Start of Block

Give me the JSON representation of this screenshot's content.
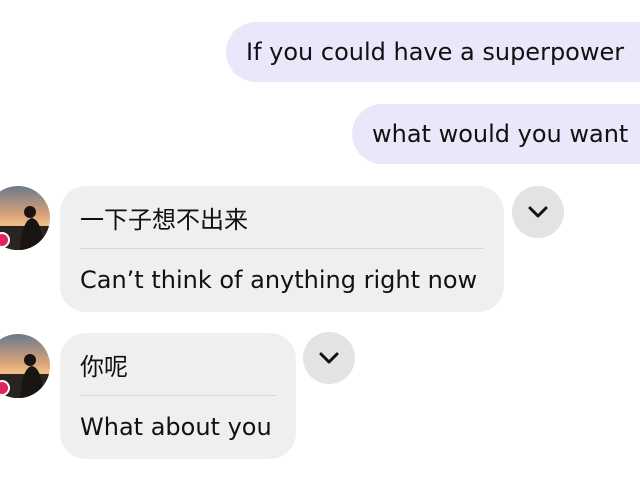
{
  "conversation": {
    "outgoing": [
      {
        "text": "If you could have a superpower"
      },
      {
        "text": "what would you want"
      }
    ],
    "incoming": [
      {
        "original": "一下子想不出来",
        "translation": "Can’t think of anything right now",
        "expand_icon": "chevron-down-icon"
      },
      {
        "original": "你呢",
        "translation": "What about you",
        "expand_icon": "chevron-down-icon"
      }
    ]
  },
  "colors": {
    "outgoing_bubble": "#ebe7fb",
    "incoming_bubble": "#efefef",
    "divider": "#d6d6d6",
    "status_dot": "#e0245e"
  }
}
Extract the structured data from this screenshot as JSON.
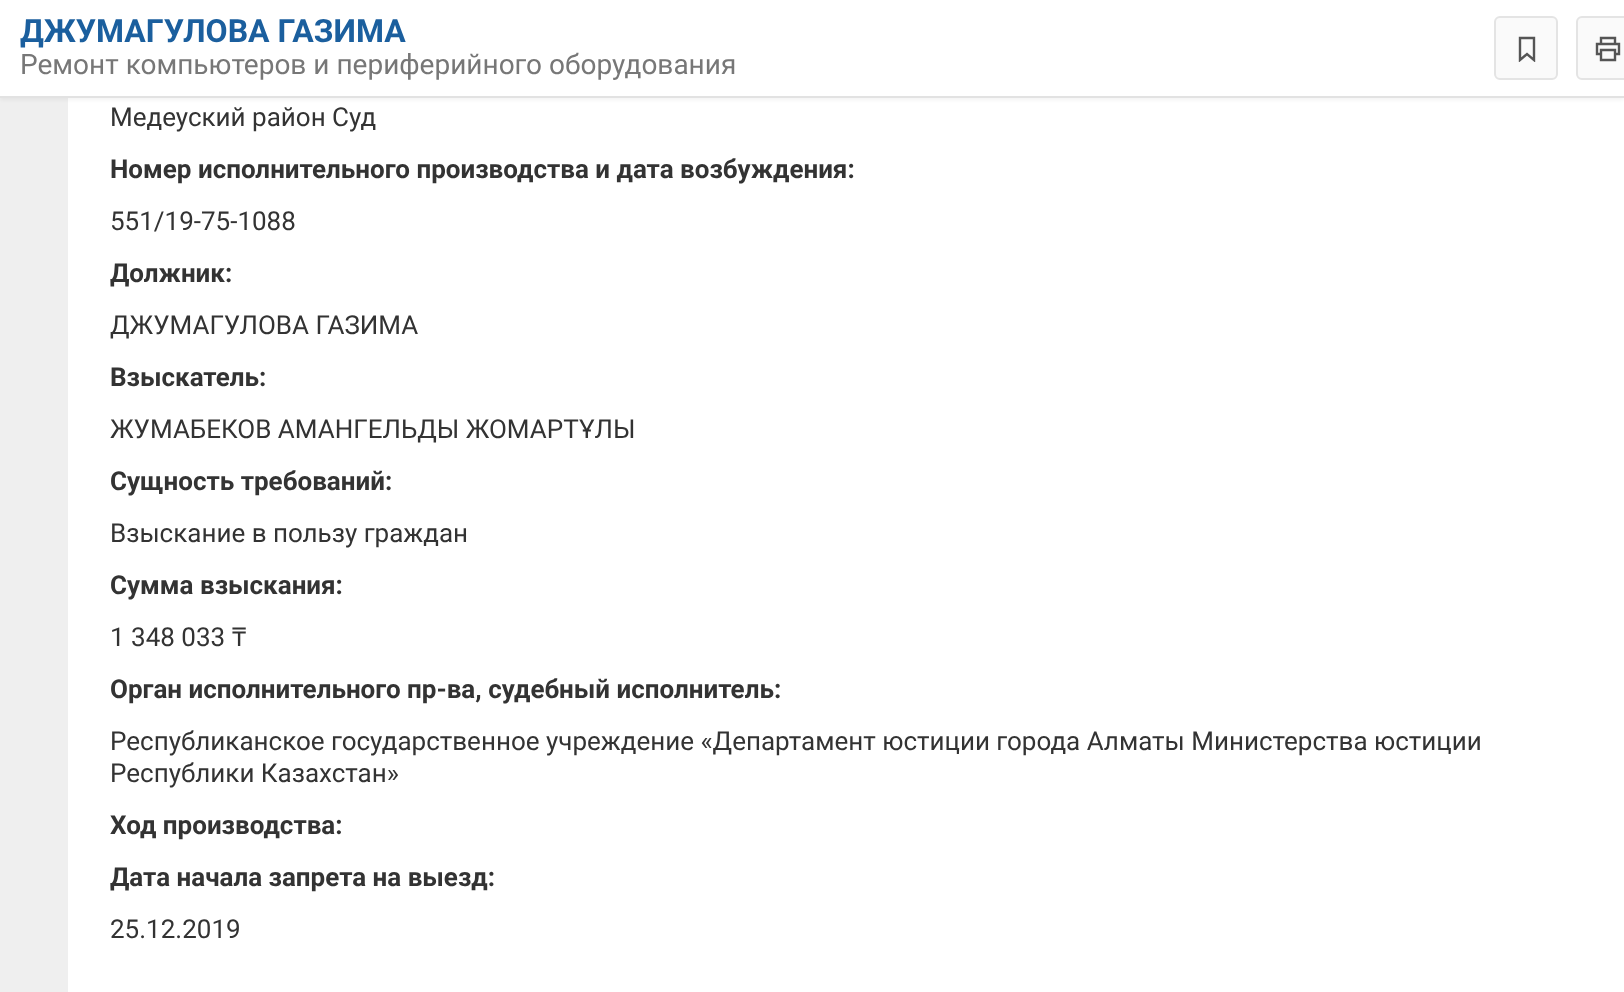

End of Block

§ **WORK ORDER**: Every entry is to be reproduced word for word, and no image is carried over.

§ **FINAL ANSWER**:
Give me the JSON representation of this screenshot's content.
{
  "conversation": {
    "outgoing": [
      {
        "text": "If you could have a superpower"
      },
      {
        "text": "what would you want"
      }
    ],
    "incoming": [
      {
        "original": "一下子想不出来",
        "translation": "Can’t think of anything right now",
        "expand_icon": "chevron-down-icon"
      },
      {
        "original": "你呢",
        "translation": "What about you",
        "expand_icon": "chevron-down-icon"
      }
    ]
  },
  "colors": {
    "outgoing_bubble": "#ebe7fb",
    "incoming_bubble": "#efefef",
    "divider": "#d6d6d6",
    "status_dot": "#e0245e"
  }
}
Extract the structured data from this screenshot as JSON.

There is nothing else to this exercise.